(Data records for software interfaces)
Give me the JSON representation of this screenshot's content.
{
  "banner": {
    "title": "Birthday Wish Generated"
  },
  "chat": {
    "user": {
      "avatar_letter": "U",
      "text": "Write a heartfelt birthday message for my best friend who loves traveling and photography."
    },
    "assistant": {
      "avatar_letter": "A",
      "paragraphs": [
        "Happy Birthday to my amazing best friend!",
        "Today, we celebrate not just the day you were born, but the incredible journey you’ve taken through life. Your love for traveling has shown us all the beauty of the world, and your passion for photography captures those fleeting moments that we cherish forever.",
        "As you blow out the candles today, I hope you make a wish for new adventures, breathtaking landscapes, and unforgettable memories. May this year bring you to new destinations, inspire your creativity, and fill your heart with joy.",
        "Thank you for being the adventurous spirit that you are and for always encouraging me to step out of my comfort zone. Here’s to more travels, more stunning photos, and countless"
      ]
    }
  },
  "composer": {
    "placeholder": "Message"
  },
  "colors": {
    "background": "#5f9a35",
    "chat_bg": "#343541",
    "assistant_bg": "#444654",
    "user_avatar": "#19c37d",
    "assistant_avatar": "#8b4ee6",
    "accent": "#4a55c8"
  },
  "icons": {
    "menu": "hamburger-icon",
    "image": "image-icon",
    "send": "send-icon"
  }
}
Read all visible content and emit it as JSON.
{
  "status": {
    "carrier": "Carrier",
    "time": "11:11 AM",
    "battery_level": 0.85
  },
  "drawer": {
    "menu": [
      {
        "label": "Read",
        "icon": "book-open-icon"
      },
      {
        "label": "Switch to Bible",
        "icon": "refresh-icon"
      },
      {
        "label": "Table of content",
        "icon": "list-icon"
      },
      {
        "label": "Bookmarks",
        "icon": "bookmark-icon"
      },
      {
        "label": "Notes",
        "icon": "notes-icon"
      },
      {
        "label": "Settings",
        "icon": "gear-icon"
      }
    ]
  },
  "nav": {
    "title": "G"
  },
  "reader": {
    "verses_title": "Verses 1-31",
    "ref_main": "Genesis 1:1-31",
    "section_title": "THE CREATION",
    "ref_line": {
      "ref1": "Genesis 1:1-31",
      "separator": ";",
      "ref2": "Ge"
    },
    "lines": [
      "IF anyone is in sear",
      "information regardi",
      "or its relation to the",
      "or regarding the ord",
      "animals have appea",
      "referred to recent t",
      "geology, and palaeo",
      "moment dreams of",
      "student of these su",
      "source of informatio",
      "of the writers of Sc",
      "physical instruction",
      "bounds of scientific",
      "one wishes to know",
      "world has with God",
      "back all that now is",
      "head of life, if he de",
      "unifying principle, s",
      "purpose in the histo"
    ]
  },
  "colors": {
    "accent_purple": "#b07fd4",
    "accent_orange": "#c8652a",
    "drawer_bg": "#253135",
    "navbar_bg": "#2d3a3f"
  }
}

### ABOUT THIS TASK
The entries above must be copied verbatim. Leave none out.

### OUTPUT
Give me the JSON representation of this screenshot's content.
{
  "banner": {
    "title": "Birthday Wish Generated"
  },
  "chat": {
    "user": {
      "avatar_letter": "U",
      "text": "Write a heartfelt birthday message for my best friend who loves traveling and photography."
    },
    "assistant": {
      "avatar_letter": "A",
      "paragraphs": [
        "Happy Birthday to my amazing best friend!",
        "Today, we celebrate not just the day you were born, but the incredible journey you’ve taken through life. Your love for traveling has shown us all the beauty of the world, and your passion for photography captures those fleeting moments that we cherish forever.",
        "As you blow out the candles today, I hope you make a wish for new adventures, breathtaking landscapes, and unforgettable memories. May this year bring you to new destinations, inspire your creativity, and fill your heart with joy.",
        "Thank you for being the adventurous spirit that you are and for always encouraging me to step out of my comfort zone. Here’s to more travels, more stunning photos, and countless"
      ]
    }
  },
  "composer": {
    "placeholder": "Message"
  },
  "colors": {
    "background": "#5f9a35",
    "chat_bg": "#343541",
    "assistant_bg": "#444654",
    "user_avatar": "#19c37d",
    "assistant_avatar": "#8b4ee6",
    "accent": "#4a55c8"
  },
  "icons": {
    "menu": "hamburger-icon",
    "image": "image-icon",
    "send": "send-icon"
  }
}
Read all visible content and emit it as JSON.
{
  "status": {
    "carrier": "Carrier",
    "time": "11:11 AM",
    "battery_level": 0.85
  },
  "drawer": {
    "menu": [
      {
        "label": "Read",
        "icon": "book-open-icon"
      },
      {
        "label": "Switch to Bible",
        "icon": "refresh-icon"
      },
      {
        "label": "Table of content",
        "icon": "list-icon"
      },
      {
        "label": "Bookmarks",
        "icon": "bookmark-icon"
      },
      {
        "label": "Notes",
        "icon": "notes-icon"
      },
      {
        "label": "Settings",
        "icon": "gear-icon"
      }
    ]
  },
  "nav": {
    "title": "G"
  },
  "reader": {
    "verses_title": "Verses 1-31",
    "ref_main": "Genesis 1:1-31",
    "section_title": "THE CREATION",
    "ref_line": {
      "ref1": "Genesis 1:1-31",
      "separator": ";",
      "ref2": "Ge"
    },
    "lines": [
      "IF anyone is in sear",
      "information regardi",
      "or its relation to the",
      "or regarding the ord",
      "animals have appea",
      "referred to recent t",
      "geology, and palaeo",
      "moment dreams of",
      "student of these su",
      "source of informatio",
      "of the writers of Sc",
      "physical instruction",
      "bounds of scientific",
      "one wishes to know",
      "world has with God",
      "back all that now is",
      "head of life, if he de",
      "unifying principle, s",
      "purpose in the histo"
    ]
  },
  "colors": {
    "accent_purple": "#b07fd4",
    "accent_orange": "#c8652a",
    "drawer_bg": "#253135",
    "navbar_bg": "#2d3a3f"
  }
}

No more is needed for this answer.